  • A module that is part of a Python distribution and is compiled into libpython (a builtin extension module).
  • A module that is part of a Python distribution that is compiled as a standalone shared library (e.g. a .so or .pyd file).
  • A non-distribution module that is compiled as a standalone shared library.
  • A non-distribution module that is compiled as a static library.

Not all extension module flavors are compatible with all Python distributions. Furthermore, not all flavors are compatible with all build configurations.

Here are some of the rules governing extension modules and their locations:

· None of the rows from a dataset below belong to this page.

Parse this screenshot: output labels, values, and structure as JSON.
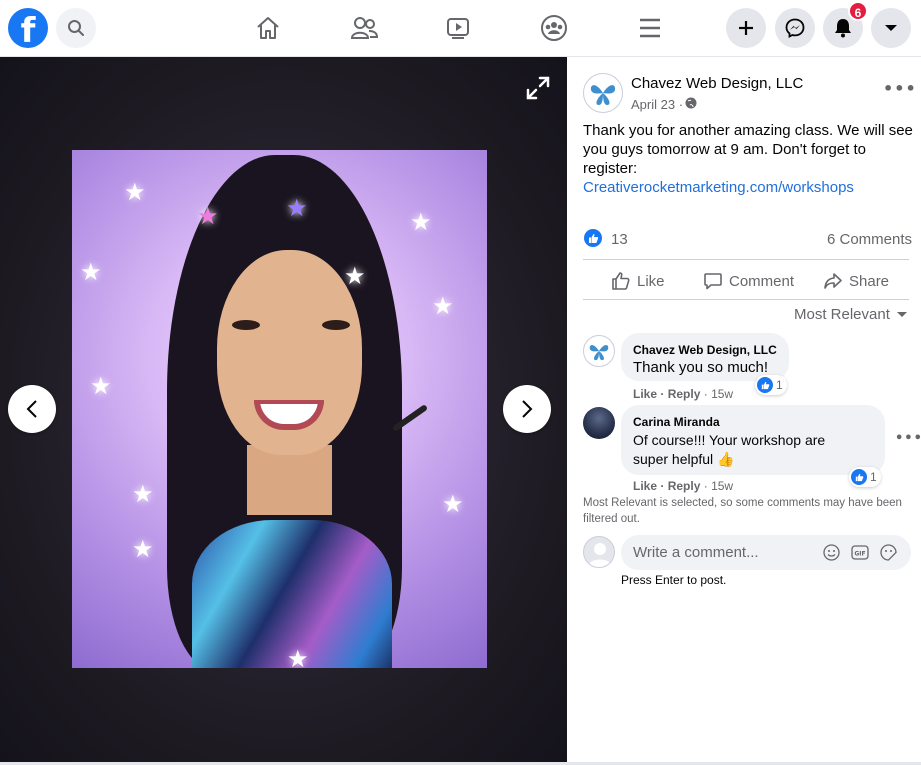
{
  "topbar": {
    "logo": "f",
    "notification_count": "6",
    "nav_icons": [
      "home-icon",
      "friends-icon",
      "watch-icon",
      "groups-icon",
      "menu-icon"
    ],
    "right_icons": [
      "create-icon",
      "messenger-icon",
      "notifications-icon",
      "account-dropdown-icon"
    ]
  },
  "post": {
    "page_name": "Chavez Web Design, LLC",
    "date": "April 23 ·",
    "text_line1": "Thank you for another amazing class. We will see",
    "text_line2": "you guys tomorrow at 9 am. Don't forget to",
    "text_line3": "register:",
    "link": "Creativerocketmarketing.com/workshops",
    "like_count": "13",
    "comment_count": "6 Comments",
    "actions": {
      "like": "Like",
      "comment": "Comment",
      "share": "Share"
    },
    "sort_label": "Most Relevant"
  },
  "comments": [
    {
      "author": "Chavez Web Design, LLC",
      "text": "Thank you so much!",
      "like": "Like",
      "reply": "Reply",
      "time": "· 15w",
      "reactions": "1"
    },
    {
      "author": "Carina Miranda",
      "text_line1": "Of course!!! Your workshop are",
      "text_line2": "super helpful 👍",
      "like": "Like",
      "reply": "Reply",
      "time": "· 15w",
      "reactions": "1"
    }
  ],
  "filter_note_line1": "Most Relevant is selected, so some comments may have been",
  "filter_note_line2": "filtered out.",
  "composer": {
    "placeholder": "Write a comment...",
    "hint": "Press Enter to post."
  },
  "colors": {
    "brand": "#1877f2",
    "link": "#216fdb",
    "badge": "#e41e3f"
  }
}
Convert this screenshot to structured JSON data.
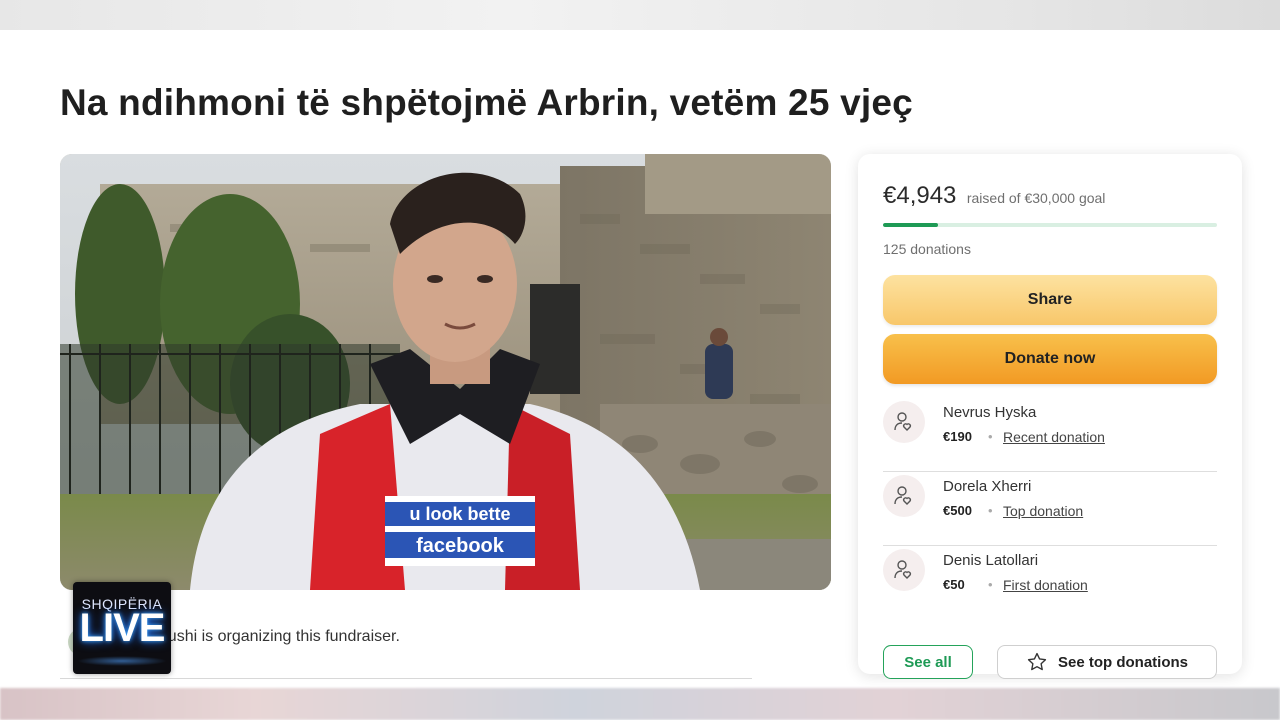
{
  "page": {
    "title": "Na ndihmoni të shpëtojmë Arbrin, vetëm 25 vjeç"
  },
  "hero": {
    "shirt_text_line1": "u look bette",
    "shirt_text_line2": "facebook"
  },
  "organizer": {
    "text": "anushi is organizing this fundraiser."
  },
  "logo": {
    "top": "SHQIPËRIA",
    "bottom": "LIVE"
  },
  "donation_card": {
    "raised": "€4,943",
    "goal_text": "raised of €30,000 goal",
    "progress_fraction": 0.165,
    "count": "125 donations",
    "share_label": "Share",
    "donate_label": "Donate now",
    "donations": [
      {
        "name": "Nevrus Hyska",
        "amount": "€190",
        "type": "Recent donation"
      },
      {
        "name": "Dorela Xherri",
        "amount": "€500",
        "type": "Top donation"
      },
      {
        "name": "Denis Latollari",
        "amount": "€50",
        "type": "First donation"
      }
    ],
    "see_all_label": "See all",
    "see_top_label": "See top donations"
  },
  "colors": {
    "accent_green": "#1e9a55",
    "share_yellow": "#f8c76a",
    "donate_orange": "#f29a24"
  }
}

  • A builtin extension module that’s part of a Python distribution will always be statically linked into libpython.
  • A Windows Python distribution with a statically linked libpython (e.g. the standalone_static distribution flavor) is not capable of loading extension modules defined as shared libraries and only supports loading builtin extension modules statically linked into the binary.
  • A Windows Python distribution with a dynamically linked libpython (e.g. the standalone_dynamic distribution flavor) is capable of loading shared library backed extension modules from the in-memory location. Other operating systems do not support the in-memory location for loading shared library extension modules.
  • If the current build configuration targets Linux MUSL-libc, shared library extension modules are not supported and all extensions must be statically linked into the binary.
  • If the object files for the extension module are available, the extension module may be statically linked into the produced binary.
  • If loading extension modules from in-memory import is supported, the extension module will have its dynamic library embedded in the binary.
  • The extension module will be materialized as a file next to the produced binary and will be loaded from the filesystem. (This is how Python extension modules typically work.)


Extension module handling is one of the more nuanced aspects of PyOxidizer. There are likely many subtle bugs and room for improvement. If you experience problems handling extension modules, please consider filing an issue.